But to poet and human rights lawyer Cecil Rajendra, who wrote the autobiography No Bed of Roses: The Rose Chan Story, which was launched on Sept 15, Rose was much more than just a stripper, as she was known for her various philanthropic works, great cooking and feisty attitude.

Rose Chan was born Chan Wai Chang in Soochow, China, in 1925 to acrobat parents. She arrived in Kuala Lumpur at the tender age of six.

Despite having no formal education, she demonstrated her entrepreneurial spirit at an early age of 12 by charging her classmates to have their photo taken.

After the failure of her first (arranged) marriage to an elderly Chinese contractor more than twice her age, a 17-year-old Rose became a cabaret dancer at Happy World in Singapore where she excelled as a dancer.

“Right from the beginning, Rose was always pushing the envelope. Even as a cabaret 'Taxi' dancer she was determined to master the Waltz, Mambo, Tango etc. which bore fruition when she was the runner-up in the Singapore Ballroom Dancing Championship of 1949,” said Rajendra.

After being a runner-up in a Miss Singapore beauty contest, Rose then decided to open her own show, touring the whole of Malaya at age 26.

Her turning point in her career came about after the famous “wardrobe malfunction” which earned her the title of Queen of striptease.

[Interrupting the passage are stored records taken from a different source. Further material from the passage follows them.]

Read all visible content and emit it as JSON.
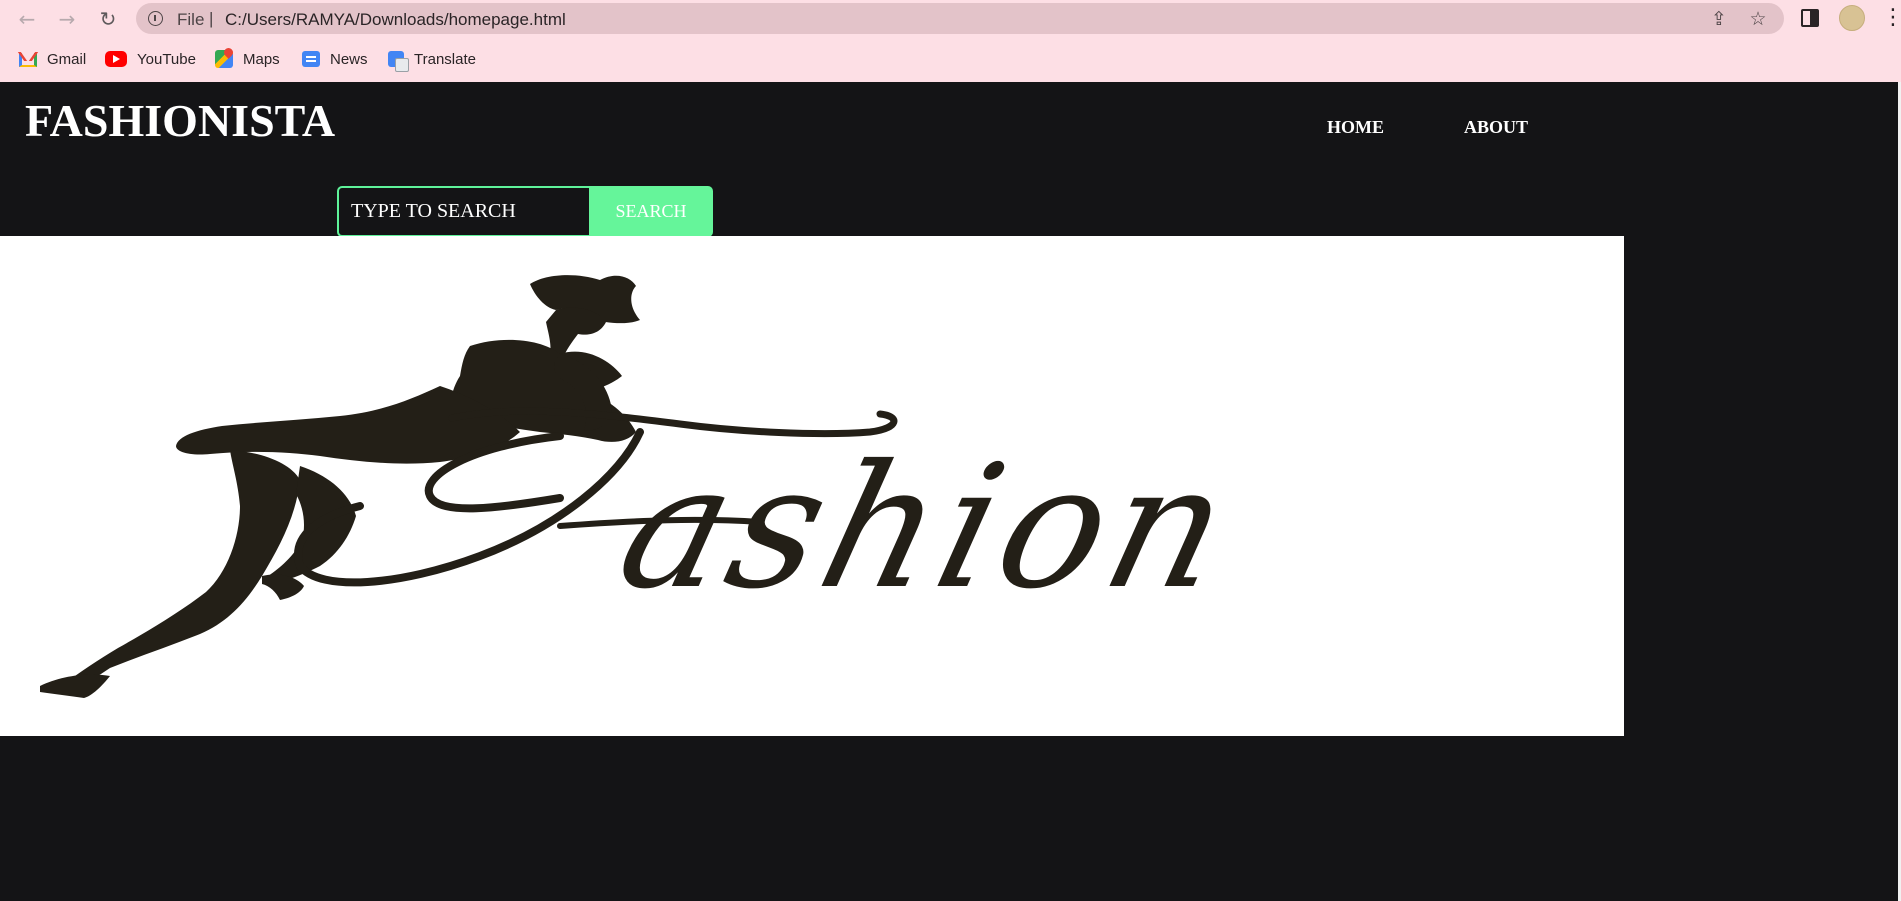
{
  "browser": {
    "url_scheme": "File",
    "url": "C:/Users/RAMYA/Downloads/homepage.html",
    "nav_icons": [
      "back-arrow-icon",
      "forward-arrow-icon",
      "reload-icon"
    ],
    "omnibox_icons": [
      "site-info-icon",
      "share-icon",
      "bookmark-star-icon"
    ],
    "bookmarks": [
      {
        "label": "Gmail",
        "icon": "gmail-icon"
      },
      {
        "label": "YouTube",
        "icon": "youtube-icon"
      },
      {
        "label": "Maps",
        "icon": "maps-icon"
      },
      {
        "label": "News",
        "icon": "news-icon"
      },
      {
        "label": "Translate",
        "icon": "translate-icon"
      }
    ]
  },
  "page": {
    "brand": "FASHIONISTA",
    "nav": {
      "home": "HOME",
      "about": "ABOUT"
    },
    "search": {
      "placeholder": "TYPE TO SEARCH",
      "button": "SEARCH"
    },
    "hero_image": {
      "description_icon": "fashion-logo-image"
    },
    "colors": {
      "background": "#141416",
      "accent": "#65f59a",
      "chrome": "#fddfe5"
    }
  }
}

“She had absolute contempt for other strippers of the era who knew only how to shed their clothes but did not know how to dance, or tease,” said Rajendra.

“Further, she was not content in being just a dancer, but wanted to be a premier show-woman as well. Thus, her 'strongman' acts of wrestling with pythons, bending iron bars and having motorcycles ride over her body,” he added.

Cecil said that she was also the first woman in the region to have her body decorated with grease paint (to represent a snake) ala Eryka Badu.

“The Queen (Rose Chan) had many competitors but no real challengers for the title,” he said.

When asked how Rose had an impact on Malaysia, Rajendra said: “Sex is a common denominator of all races, irrespective of religion.

“After the horrors of the Japanese Occupation, I believe Rose Chan's shows provided a great unifying factor for the peoples of Malaya.”

Rajendra said that “people from all walks of life, station and religion” from all over Malaysia loved her performances and her shows were always packed.

“Her impact and influence was massive! She was well known not only in Asia, but also in Australia, France, England and America,” he said.

“Remember, she is still the only Asian icon whom a hit song was written; i.e. Rose, Rose, I Love You, sung by Frankie Laine, which reached the No. 3 spot in the American Pop Charts,” he added.

He said that during the 50s and 60s, at the height of Rose’s career, everyone in Asia and abroad were “more familiar with the Flower of Malaya i.e. Rose Chan than the geographical location of our country”.

Rose retired from doing her strip-tease shows in 1976 at the age of 51, and went on to manage various businesses.

But in 1980, when she was just 55, Rose was diagnosed with breast cancer and was given six to eighteen months to live.

That was when Rajendra met the legendary Flower of Malaya, introduced by Lee Ying, Rose’s former manager.

“Rose Chan was part of my schoolboy fantasies; in my mind she was a sex goddess on par with Marilyn Monroe and Jayne Mansfield,” he said.